Here is what I would need to reverse engineer this: a logic analyzer ($50-$300) and time. Lots of time, especially if the communications protocol is not straightforward.

To build replacement hardware would be around $100 to use off-the-shelf components (likely an Arduino) and time. Lots of time.

Unfortunately, as the parent of a child with special needs, time is one thing I do not have a lot and when I do have time, I usually don’t have the energy.


Having a Child with Down Syndrome, Part LXVIII: How I’ve Changed

Copyright © 2014 Stephen Hawley, all rights reserved.

You can’t go into the same river twice. I always liked that aphorism. It’s evocative, terse and seemingly deep. For better or worse, the river of Down syndrome has changed us all a great deal. I can’t say that I particularly like all the changes. I don’t always wallow in self-pity, but when I do I go at it full force. Today, I have the start of a chest cold and a raging headache, so I’m going to indulge. When I look in the mirror, I don’t see the face that I expect to see. I see a face that is deeply lined from worry and grimacing in a stiff-upper-lip-I-guess-I-just-have-to-deal-with-this kind of way punctuated by apoplectic bouts of sheer incredulity. I feel like I’ve lost my sense of humor and have to make an effort to remember the muscle patterns to smile.

When I was a younger software engineer, I did an experiment over several months to find out how much sleep I really needed. The answer from data collection was 6 hours uninterrupted indefinitely and fewer hours for only a few weeks before I lose the ability to hear an alarm clock. This data, collected in my mid 20’s, is a laughable underestimate. At this point, I’m not sure I could sleep for 6 hours straight even if I wanted to. Melatonin? Glass of wine? Warm milk? Doesn’t help.

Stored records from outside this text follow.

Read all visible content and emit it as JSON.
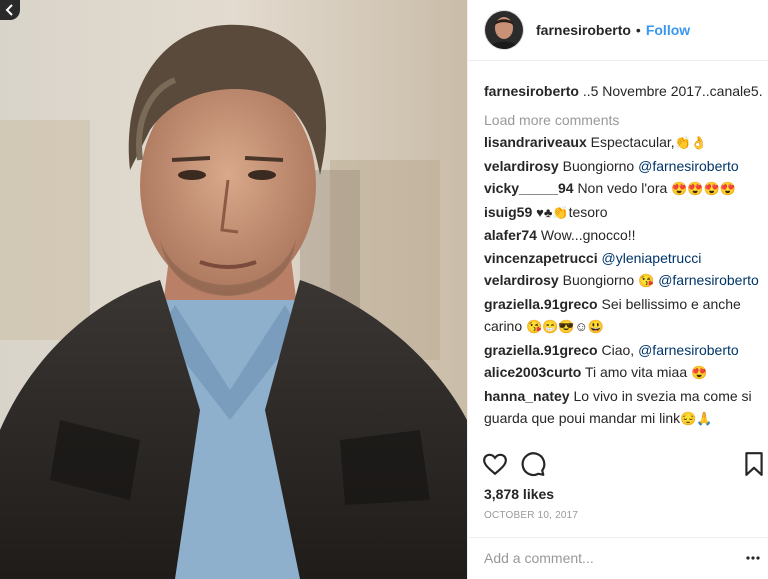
{
  "post": {
    "username": "farnesiroberto",
    "separator": "•",
    "follow_label": "Follow",
    "caption_user": "farnesiroberto",
    "caption_text": "..5 Novembre 2017..canale5.",
    "load_more": "Load more comments",
    "likes": "3,878 likes",
    "date": "OCTOBER 10, 2017",
    "add_comment_placeholder": "Add a comment..."
  },
  "comments": [
    {
      "user": "lisandrariveaux",
      "text": "Espectacular,",
      "emoji": "👏👌"
    },
    {
      "user": "velardirosy",
      "text": "Buongiorno",
      "mention": "@farnesiroberto"
    },
    {
      "user": "vicky_____94",
      "text": "Non vedo l'ora",
      "emoji": "😍😍😍😍"
    },
    {
      "user": "isuig59",
      "emoji": "♥♣👏",
      "text": "tesoro"
    },
    {
      "user": "alafer74",
      "text": "Wow...gnocco!!"
    },
    {
      "user": "vincenzapetrucci",
      "mention": "@yleniapetrucci"
    },
    {
      "user": "velardirosy",
      "text": "Buongiorno",
      "emoji": "😘",
      "mention": "@farnesiroberto"
    },
    {
      "user": "graziella.91greco",
      "text": "Sei bellissimo e anche carino",
      "emoji": "😘😁😎☺😃"
    },
    {
      "user": "graziella.91greco",
      "text": "Ciao,",
      "mention": "@farnesiroberto"
    },
    {
      "user": "alice2003curto",
      "text": "Ti amo vita miaa",
      "emoji": "😍"
    },
    {
      "user": "hanna_natey",
      "text": "Lo vivo in svezia ma come si guarda que poui mandar mi link",
      "emoji": "😔🙏"
    }
  ],
  "icons": {
    "back": "chevron-left-icon",
    "like": "heart-icon",
    "comment": "comment-icon",
    "save": "bookmark-icon",
    "more": "ellipsis-icon"
  },
  "colors": {
    "link": "#3897f0",
    "mention": "#003569",
    "muted": "#999999",
    "text": "#262626"
  }
}
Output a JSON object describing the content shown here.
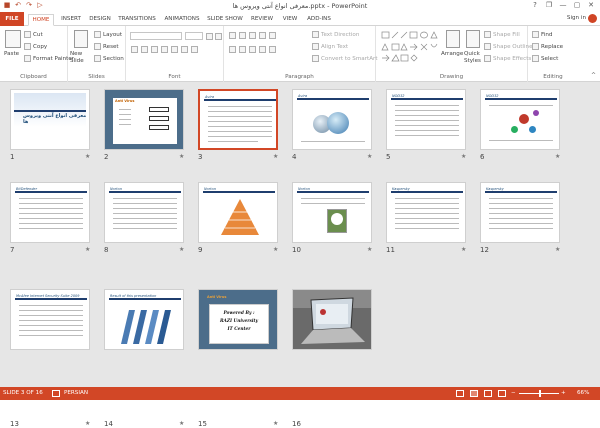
{
  "window": {
    "title": "معرفی انواع آنتی ویروس ها.pptx - PowerPoint",
    "min_glyph": "—",
    "max_glyph": "▢",
    "close_glyph": "✕",
    "help_glyph": "?",
    "restore_glyph": "❐"
  },
  "qat": {
    "save": "■",
    "undo": "↶",
    "redo": "↷",
    "start": "▷"
  },
  "tabs": [
    "FILE",
    "HOME",
    "INSERT",
    "DESIGN",
    "TRANSITIONS",
    "ANIMATIONS",
    "SLIDE SHOW",
    "REVIEW",
    "VIEW",
    "ADD-INS"
  ],
  "signin": "Sign in",
  "ribbon": {
    "clipboard": {
      "label": "Clipboard",
      "paste": "Paste",
      "cut": "Cut",
      "copy": "Copy",
      "format_painter": "Format Painter"
    },
    "slides": {
      "label": "Slides",
      "new_slide": "New Slide",
      "layout": "Layout",
      "reset": "Reset",
      "section": "Section"
    },
    "font": {
      "label": "Font"
    },
    "paragraph": {
      "label": "Paragraph",
      "text_direction": "Text Direction",
      "align_text": "Align Text",
      "convert": "Convert to SmartArt"
    },
    "drawing": {
      "label": "Drawing",
      "arrange": "Arrange",
      "quick_styles": "Quick Styles",
      "shape_fill": "Shape Fill",
      "shape_outline": "Shape Outline",
      "shape_effects": "Shape Effects"
    },
    "editing": {
      "label": "Editing",
      "find": "Find",
      "replace": "Replace",
      "select": "Select"
    }
  },
  "slides": [
    {
      "num": "1",
      "title": "معرفی انواع آنتی ویروس ها"
    },
    {
      "num": "2",
      "title": "Anti Virus"
    },
    {
      "num": "3",
      "title": "Avira"
    },
    {
      "num": "4",
      "title": "Avira"
    },
    {
      "num": "5",
      "title": "NOD32"
    },
    {
      "num": "6",
      "title": "NOD32"
    },
    {
      "num": "7",
      "title": "BitDefender"
    },
    {
      "num": "8",
      "title": "Norton"
    },
    {
      "num": "9",
      "title": "Norton"
    },
    {
      "num": "10",
      "title": "Norton"
    },
    {
      "num": "11",
      "title": "Kaspersky"
    },
    {
      "num": "12",
      "title": "Kaspersky"
    },
    {
      "num": "13",
      "title": "McAfee Internet Security Suite 2009"
    },
    {
      "num": "14",
      "title": "Result of this presentation"
    },
    {
      "num": "15",
      "title": "Anti Virus",
      "body": [
        "Powered By :",
        "RAZI University",
        "IT Center"
      ]
    },
    {
      "num": "16",
      "title": ""
    }
  ],
  "star": "★",
  "status": {
    "slide": "SLIDE 3 OF 16",
    "lang": "PERSIAN",
    "zoom": "66%",
    "minus": "−",
    "plus": "+"
  },
  "colors": {
    "accent": "#d24726",
    "ribbon_bg": "#ffffff",
    "sorter_bg": "#e6e6e6"
  }
}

And with this sleep-deprived setting, I need to have more patience, more care, more energy, more foresight. Sorry, but that ain’t gonna happen. I get tired of policing Alice’s backsliding oral motor control. I wonder what’s the point of trying to highlight the “don’t talk to strangers rule” when after 4 years she doesn’t show any sense of getting that. I’m tried of getting openly dismissed, disrespected, and rejected if she believes that she has any other option than me. I’m tired of the constant reminders flush the toilet, wash your hands, wipe your face, pull up your pants, pull your shirt down, use both hands to wash your hair, use your ‘hello hand’ to shake, no he’s not your boyfriend you don’t even know his name, carry one at a time, leave your brother alone, no you can’t watch TV you just hit your brother, I don’t think you want to ride the bus because you’re not even dressed because you’ve been playing for a half hour, we can’t go swimming the pool’s been closed for two months, did you wipe your bottom because it doesn’t smell that way, can you just wash yourself in the tub, I’m pretty sure I didn’t ask for an argument, no we’re not going to watch The Sound of Music/The King and I/Muppet Treasure Island/Frozen/Enchanted again, no you can’t have a sleep over, please eat over your plate because you’re eating berries and they’ll get all ove…crap, another shirt to wash.

I don’t think I want to go in this river again, but I still have to.


DS Awareness Month 2014, Day 31


Need I say more?